When I saw the title of Carol Saller’s post at The Chronicle of Higher Education‘s Lingua Franca blog (Before You Submit: Some Tips for Self-Editing), I was almost afraid to read it. I’ve been doing a lot of submitting lately, and I know I am not immune to the common errors writers make. It might have been easier just to ignore the subject and hope that any editors reviewing my work wouldn’t notice whatever mistakes I’d made. Better not to know!

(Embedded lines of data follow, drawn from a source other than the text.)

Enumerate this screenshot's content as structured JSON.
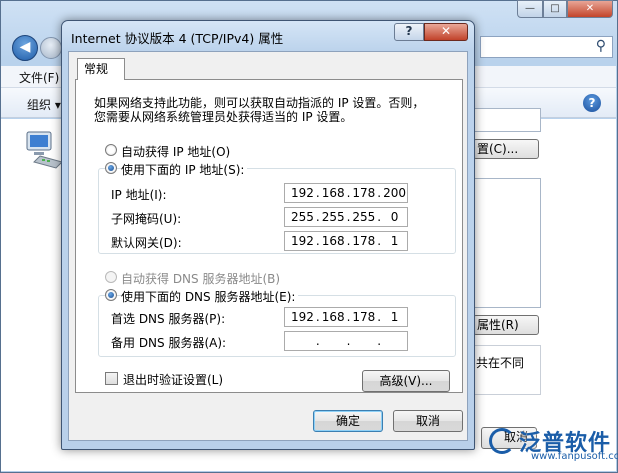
{
  "background_window": {
    "menu_file": "文件(F)",
    "toolbar_organize": "组织 ▾",
    "button_configure": "置(C)...",
    "button_properties": "属性(R)",
    "description_fragment": "共在不同",
    "cancel_label": "取消"
  },
  "watermark": {
    "brand": "泛普软件",
    "url": "www.fanpusoft.com"
  },
  "dialog": {
    "title": "Internet 协议版本 4 (TCP/IPv4) 属性",
    "help_glyph": "?",
    "close_glyph": "✕",
    "tab_general": "常规",
    "intro_line1": "如果网络支持此功能，则可以获取自动指派的 IP 设置。否则，",
    "intro_line2": "您需要从网络系统管理员处获得适当的 IP 设置。",
    "ip_auto_label": "自动获得 IP 地址(O)",
    "ip_manual_label": "使用下面的 IP 地址(S):",
    "ip_address_label": "IP 地址(I):",
    "subnet_mask_label": "子网掩码(U):",
    "gateway_label": "默认网关(D):",
    "ip_address": [
      "192",
      "168",
      "178",
      "200"
    ],
    "subnet_mask": [
      "255",
      "255",
      "255",
      "0"
    ],
    "gateway": [
      "192",
      "168",
      "178",
      "1"
    ],
    "dns_auto_label": "自动获得 DNS 服务器地址(B)",
    "dns_manual_label": "使用下面的 DNS 服务器地址(E):",
    "preferred_dns_label": "首选 DNS 服务器(P):",
    "alternate_dns_label": "备用 DNS 服务器(A):",
    "preferred_dns": [
      "192",
      "168",
      "178",
      "1"
    ],
    "alternate_dns": [
      "",
      "",
      "",
      ""
    ],
    "ip_dot": ".",
    "validate_label": "退出时验证设置(L)",
    "advanced_button": "高级(V)...",
    "ok_button": "确定",
    "cancel_button": "取消"
  }
}
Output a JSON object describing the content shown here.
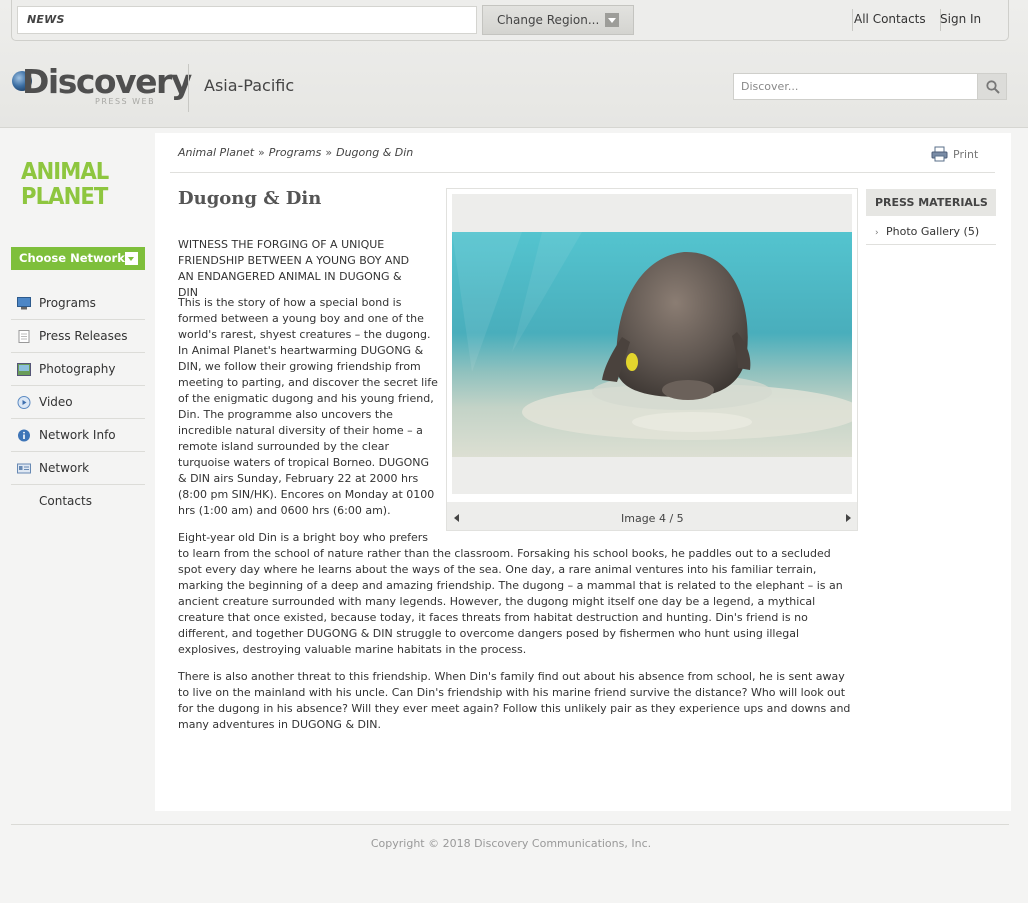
{
  "topbar": {
    "news_label": "NEWS",
    "region_button": "Change Region...",
    "all_contacts": "All Contacts",
    "sign_in": "Sign In"
  },
  "header": {
    "logo_text": "Discovery",
    "logo_sub": "PRESS WEB",
    "region_name": "Asia-Pacific",
    "search_placeholder": "Discover..."
  },
  "sidebar": {
    "network_logo_line1": "ANIMAL",
    "network_logo_line2": "PLANET",
    "choose_network": "Choose Network...",
    "items": [
      {
        "label": "Programs",
        "icon": "monitor-icon"
      },
      {
        "label": "Press Releases",
        "icon": "document-icon"
      },
      {
        "label": "Photography",
        "icon": "picture-icon"
      },
      {
        "label": "Video",
        "icon": "play-icon"
      },
      {
        "label": "Network Info",
        "icon": "info-icon"
      },
      {
        "label": "Network Contacts",
        "icon": "contact-card-icon"
      }
    ]
  },
  "breadcrumb": {
    "items": [
      "Animal Planet",
      "Programs",
      "Dugong & Din"
    ],
    "separator": "»"
  },
  "print_label": "Print",
  "article": {
    "title": "Dugong & Din",
    "lead": "WITNESS THE FORGING OF A UNIQUE FRIENDSHIP BETWEEN A YOUNG BOY AND AN ENDANGERED ANIMAL IN DUGONG & DIN",
    "para1": "This is the story of how a special bond is formed between a young boy and one of the world's rarest, shyest creatures – the dugong. In Animal Planet's heartwarming DUGONG & DIN, we follow their growing friendship from meeting to parting, and discover the secret life of the enigmatic dugong and his young friend, Din. The programme also uncovers the incredible natural diversity of their home – a remote island surrounded by the clear turquoise waters of tropical Borneo. DUGONG & DIN airs Sunday, February 22 at 2000 hrs (8:00 pm SIN/HK). Encores on Monday at 0100 hrs (1:00 am) and 0600 hrs (6:00 am).",
    "para2_first_line": "Eight-year old Din is a bright boy who prefers",
    "para2_rest": "to learn from the school of nature rather than the classroom. Forsaking his school books, he paddles out to a secluded spot every day where he learns about the ways of the sea. One day, a rare animal ventures into his familiar terrain, marking the beginning of a deep and amazing friendship. The dugong – a mammal that is related to the elephant – is an ancient creature surrounded with many legends. However, the dugong might itself one day be a legend, a mythical creature that once existed, because today, it faces threats from habitat destruction and hunting. Din's friend is no different, and together DUGONG & DIN struggle to overcome dangers posed by fishermen who hunt using illegal explosives, destroying valuable marine habitats in the process.",
    "para3": "There is also another threat to this friendship. When Din's family find out about his absence from school, he is sent away to live on the mainland with his uncle. Can Din's friendship with his marine friend survive the distance? Who will look out for the dugong in his absence? Will they ever meet again? Follow this unlikely pair as they experience ups and downs and many adventures in DUGONG & DIN."
  },
  "gallery": {
    "counter": "Image 4 / 5"
  },
  "press_materials": {
    "heading": "PRESS MATERIALS",
    "items": [
      "Photo Gallery (5)"
    ]
  },
  "footer": {
    "copyright": "Copyright © 2018 Discovery Communications, Inc."
  },
  "colors": {
    "accent_green": "#7ebf3b",
    "animal_planet_green": "#8ec63f"
  }
}
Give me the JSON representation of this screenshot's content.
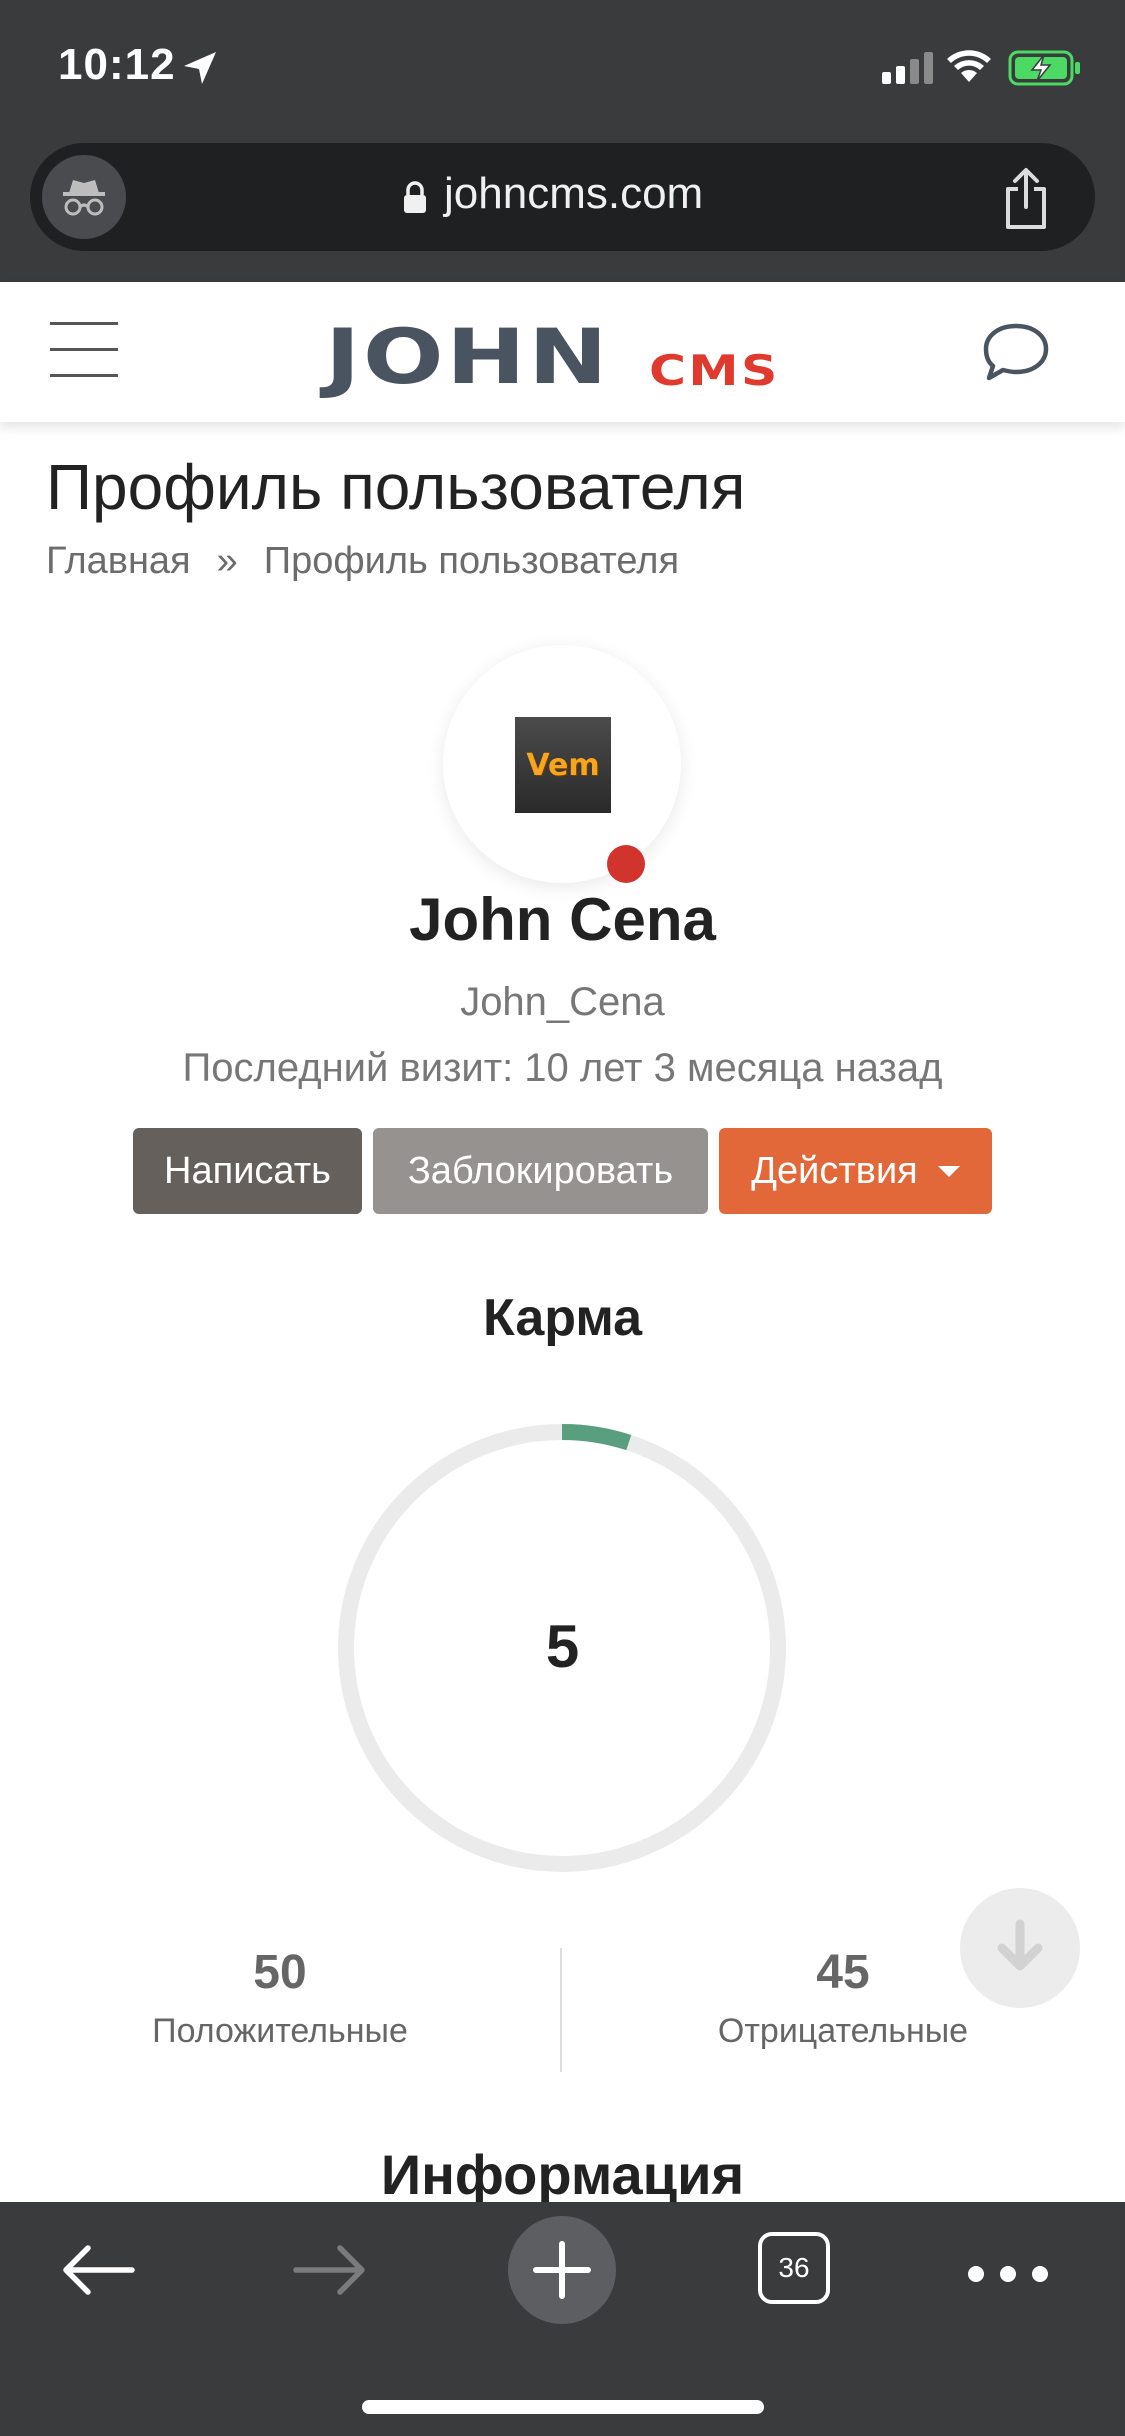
{
  "status_bar": {
    "time": "10:12"
  },
  "browser": {
    "url": "johncms.com",
    "tab_count": "36"
  },
  "site": {
    "logo_main": "JOHN",
    "logo_sub": "cms"
  },
  "page": {
    "title": "Профиль пользователя",
    "breadcrumb": [
      {
        "label": "Главная"
      },
      {
        "label": "Профиль пользователя"
      }
    ],
    "breadcrumb_separator": "»"
  },
  "profile": {
    "avatar_text": "Vem",
    "name": "John Cena",
    "login": "John_Cena",
    "last_visit": "Последний визит: 10 лет 3 месяца назад",
    "online_status_color": "#d0342c",
    "buttons": {
      "write": "Написать",
      "block": "Заблокировать",
      "actions": "Действия"
    }
  },
  "karma": {
    "title": "Карма",
    "value": "5",
    "progress_fraction": 0.05,
    "positive_count": "50",
    "positive_label": "Положительные",
    "negative_count": "45",
    "negative_label": "Отрицательные",
    "progress_color": "#5a9e80",
    "track_color": "#ebebeb"
  },
  "info": {
    "title": "Информация"
  },
  "colors": {
    "btn_write": "#65605b",
    "btn_block": "#959290",
    "btn_actions": "#e2683a",
    "logo_cms": "#e03a2f",
    "chrome_bg": "#3a3b3d"
  }
}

But I read it anyway, because I wanted to see what Carol came up with, and because I teach writing and want to pass along whatever tips my students will find helpful. Self-editing is hard, but as writers we need to get better at it. And the list is a good one–avoiding repetition and throat clearing, being aware of personal tics and overused constructions, rooting out non sequiturs. She also points out several areas in which writers tend to over correct–things like split infinitives, for example.
That’s just the tip of the iceberg, however. The list of common mistakes is a long one, but Carol’s post is a good place to start.